(Supplied records Opens)

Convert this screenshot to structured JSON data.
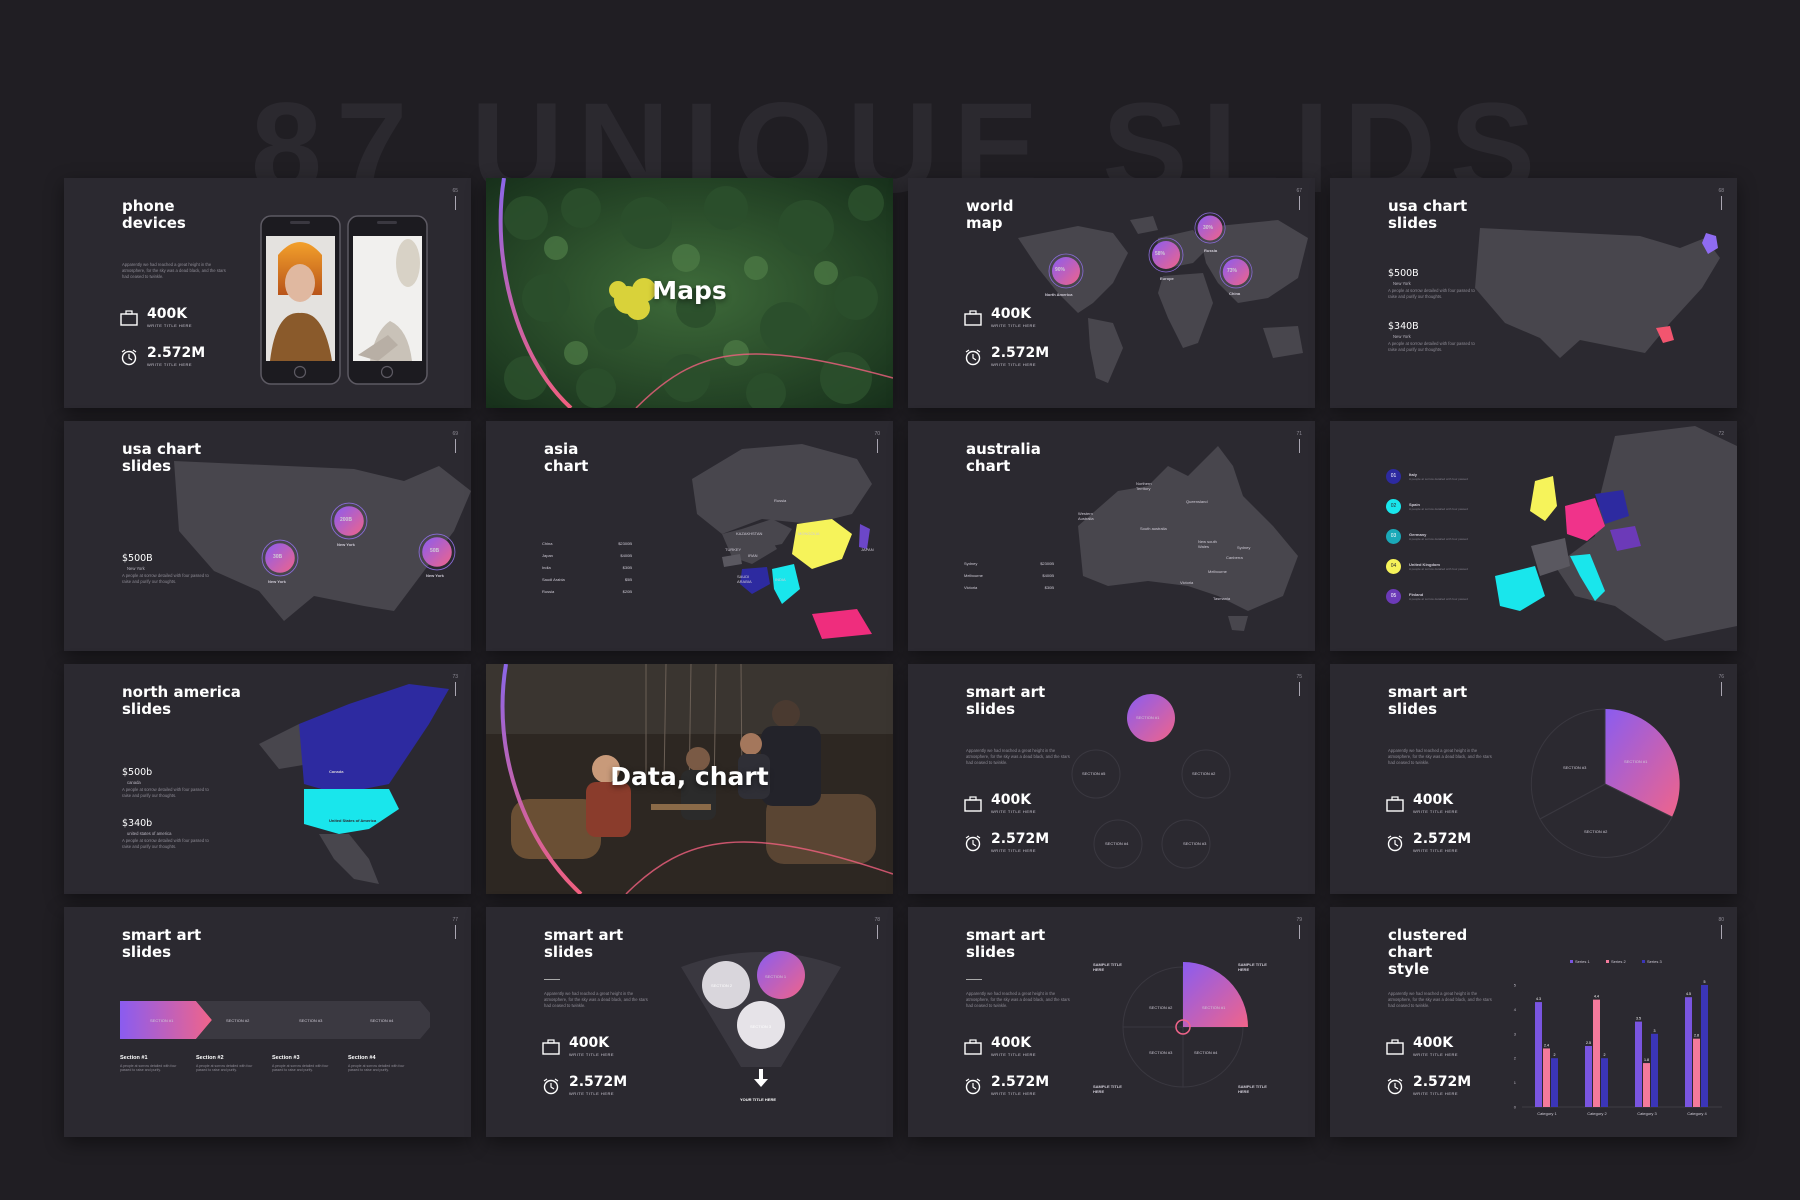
{
  "heading": "87 UNIQUE SLIDS",
  "colors": {
    "background": "#201e23",
    "slide": "#2b2930",
    "map": "#48464d",
    "purple": "#7a4bd6",
    "pink": "#f4567b",
    "yellow": "#f6f35a",
    "cyan": "#19e6ec",
    "navy": "#2d2aa0",
    "magenta": "#ef2d7d"
  },
  "slides": {
    "s1": {
      "title": "phone\ndevices",
      "num": "65",
      "stat1": "400K",
      "cap1": "WRITE TITLE HERE",
      "stat2": "2.572M",
      "cap2": "WRITE TITLE HERE",
      "desc": "Apparently we had reached a great height in the atmosphere, for the sky was a dead black, and the stars had ceased to twinkle.",
      "icon1": "briefcase-icon",
      "icon2": "alarm-clock-icon",
      "phone_label": "smartphone"
    },
    "s2": {
      "title": "Maps"
    },
    "s3": {
      "title": "world\nmap",
      "num": "67",
      "stat1": "400K",
      "cap1": "WRITE TITLE HERE",
      "stat2": "2.572M",
      "cap2": "WRITE TITLE HERE",
      "b1": "90%",
      "l1": "North America",
      "b2": "58%",
      "l2": "Europe",
      "b3": "30%",
      "l3": "Russia",
      "b4": "73%",
      "l4": "China"
    },
    "s4": {
      "title": "usa chart\nslides",
      "num": "68",
      "v1": "$500B",
      "s1": "New York",
      "v2": "$340B",
      "s2": "New York",
      "d": "A people at sorrow detailed with four passed to raise and purify our thoughts."
    },
    "s5": {
      "title": "usa chart\nslides",
      "num": "69",
      "v1": "$500B",
      "s1": "New York",
      "b1": "200B",
      "l1": "New York",
      "b2": "30B",
      "l2": "New York",
      "b3": "50B",
      "l3": "New York",
      "d": "A people at sorrow detailed with four passed to raise and purify our thoughts."
    },
    "s6": {
      "title": "asia\nchart",
      "num": "70",
      "rows": [
        {
          "name": "China",
          "val": "$2300B"
        },
        {
          "name": "Japan",
          "val": "$400B"
        },
        {
          "name": "India",
          "val": "$30B"
        },
        {
          "name": "Saudi Arabia",
          "val": "$5B"
        },
        {
          "name": "Russia",
          "val": "$20B"
        }
      ],
      "lbl_russia": "Russia",
      "lbl_mongolia": "MONGOLIA",
      "lbl_kazak": "KAZAKHSTAN",
      "lbl_iran": "IRAN",
      "lbl_india": "INDIA",
      "lbl_japan": "JAPAN",
      "lbl_turkey": "TURKEY",
      "lbl_saudi": "SAUDI ARABIA"
    },
    "s7": {
      "title": "australia\nchart",
      "num": "71",
      "rows": [
        {
          "name": "Sydney",
          "val": "$2300B"
        },
        {
          "name": "Melbourne",
          "val": "$400B"
        },
        {
          "name": "Victoria",
          "val": "$30B"
        }
      ],
      "r1": "Northern Territory",
      "r2": "Queensland",
      "r3": "Western Australia",
      "r4": "South australia",
      "r5": "New south Wales",
      "r6": "Sydney",
      "r7": "Canberra",
      "r8": "Victoria",
      "r9": "Melbourne",
      "r10": "Tasmania"
    },
    "s8": {
      "num": "72",
      "items": [
        {
          "n": "01",
          "name": "Italy",
          "d": "A people at sorrow detailed with four passed"
        },
        {
          "n": "02",
          "name": "Spain",
          "d": "A people at sorrow detailed with four passed"
        },
        {
          "n": "03",
          "name": "Germany",
          "d": "A people at sorrow detailed with four passed"
        },
        {
          "n": "04",
          "name": "United Kingdom",
          "d": "A people at sorrow detailed with four passed"
        },
        {
          "n": "05",
          "name": "Finland",
          "d": "A people at sorrow detailed with four passed"
        }
      ]
    },
    "s9": {
      "title": "north america\nslides",
      "num": "73",
      "v1": "$500b",
      "s1": "canada",
      "v2": "$340b",
      "s2": "united states of america",
      "d": "A people at sorrow detailed with four passed to raise and purify our thoughts.",
      "canada": "Canada",
      "usa": "United States of America"
    },
    "s10": {
      "title": "Data, chart"
    },
    "s11": {
      "title": "smart art\nslides",
      "num": "75",
      "stat1": "400K",
      "cap1": "WRITE TITLE HERE",
      "stat2": "2.572M",
      "cap2": "WRITE TITLE HERE",
      "desc": "Apparently we had reached a great height in the atmosphere, for the sky was a dead black, and the stars had ceased to twinkle.",
      "sec1": "SECTION #1",
      "sec2": "SECTION #2",
      "sec3": "SECTION #3",
      "sec4": "SECTION #4",
      "sec5": "SECTION #5"
    },
    "s12": {
      "title": "smart art\nslides",
      "num": "76",
      "stat1": "400K",
      "cap1": "WRITE TITLE HERE",
      "stat2": "2.572M",
      "cap2": "WRITE TITLE HERE",
      "desc": "Apparently we had reached a great height in the atmosphere, for the sky was a dead black, and the stars had ceased to twinkle.",
      "sec1": "SECTION #1",
      "sec2": "SECTION #2",
      "sec3": "SECTION #3"
    },
    "s13": {
      "title": "smart art\nslides",
      "num": "77",
      "arrows": [
        "SECTION #1",
        "SECTION #2",
        "SECTION #3",
        "SECTION #4"
      ],
      "cols": [
        {
          "h": "Section #1",
          "d": "A people at sorrow detailed with four passed to raise and purify."
        },
        {
          "h": "Section #2",
          "d": "A people at sorrow detailed with four passed to raise and purify."
        },
        {
          "h": "Section #3",
          "d": "A people at sorrow detailed with four passed to raise and purify."
        },
        {
          "h": "Section #4",
          "d": "A people at sorrow detailed with four passed to raise and purify."
        }
      ]
    },
    "s14": {
      "title": "smart art\nslides",
      "num": "78",
      "stat1": "400K",
      "cap1": "WRITE TITLE HERE",
      "stat2": "2.572M",
      "cap2": "WRITE TITLE HERE",
      "desc": "Apparently we had reached a great height in the atmosphere, for the sky was a dead black, and the stars had ceased to twinkle.",
      "sec1": "SECTION 1",
      "sec2": "SECTION 2",
      "sec3": "SECTION 3",
      "bottom": "YOUR TITLE HERE"
    },
    "s15": {
      "title": "smart art\nslides",
      "num": "79",
      "stat1": "400K",
      "cap1": "WRITE TITLE HERE",
      "stat2": "2.572M",
      "cap2": "WRITE TITLE HERE",
      "desc": "Apparently we had reached a great height in the atmosphere, for the sky was a dead black, and the stars had ceased to twinkle.",
      "q1": "SECTION #1",
      "q2": "SECTION #2",
      "q3": "SECTION #3",
      "q4": "SECTION #4",
      "c1": "SAMPLE TITLE HERE",
      "c2": "SAMPLE TITLE HERE",
      "c3": "SAMPLE TITLE HERE",
      "c4": "SAMPLE TITLE HERE"
    },
    "s16": {
      "title": "clustered\nchart\nstyle",
      "num": "80",
      "stat1": "400K",
      "cap1": "WRITE TITLE HERE",
      "stat2": "2.572M",
      "cap2": "WRITE TITLE HERE",
      "desc": "Apparently we had reached a great height in the atmosphere, for the sky was a dead black, and the stars had ceased to twinkle."
    }
  },
  "chart_data": {
    "type": "bar",
    "categories": [
      "Category 1",
      "Category 2",
      "Category 3",
      "Category 4"
    ],
    "series": [
      {
        "name": "Series 1",
        "values": [
          4.3,
          2.5,
          3.5,
          4.5
        ]
      },
      {
        "name": "Series 2",
        "values": [
          2.4,
          4.4,
          1.8,
          2.8
        ]
      },
      {
        "name": "Series 3",
        "values": [
          2,
          2,
          3,
          5
        ]
      }
    ],
    "ylim": [
      0,
      5
    ],
    "yticks": [
      "0",
      "1",
      "2",
      "3",
      "4",
      "5"
    ],
    "colors": [
      "#7a55e0",
      "#f47a9c",
      "#3b35b8"
    ],
    "legend_position": "top"
  }
}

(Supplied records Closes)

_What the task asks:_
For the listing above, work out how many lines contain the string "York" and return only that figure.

_Written solution:_
6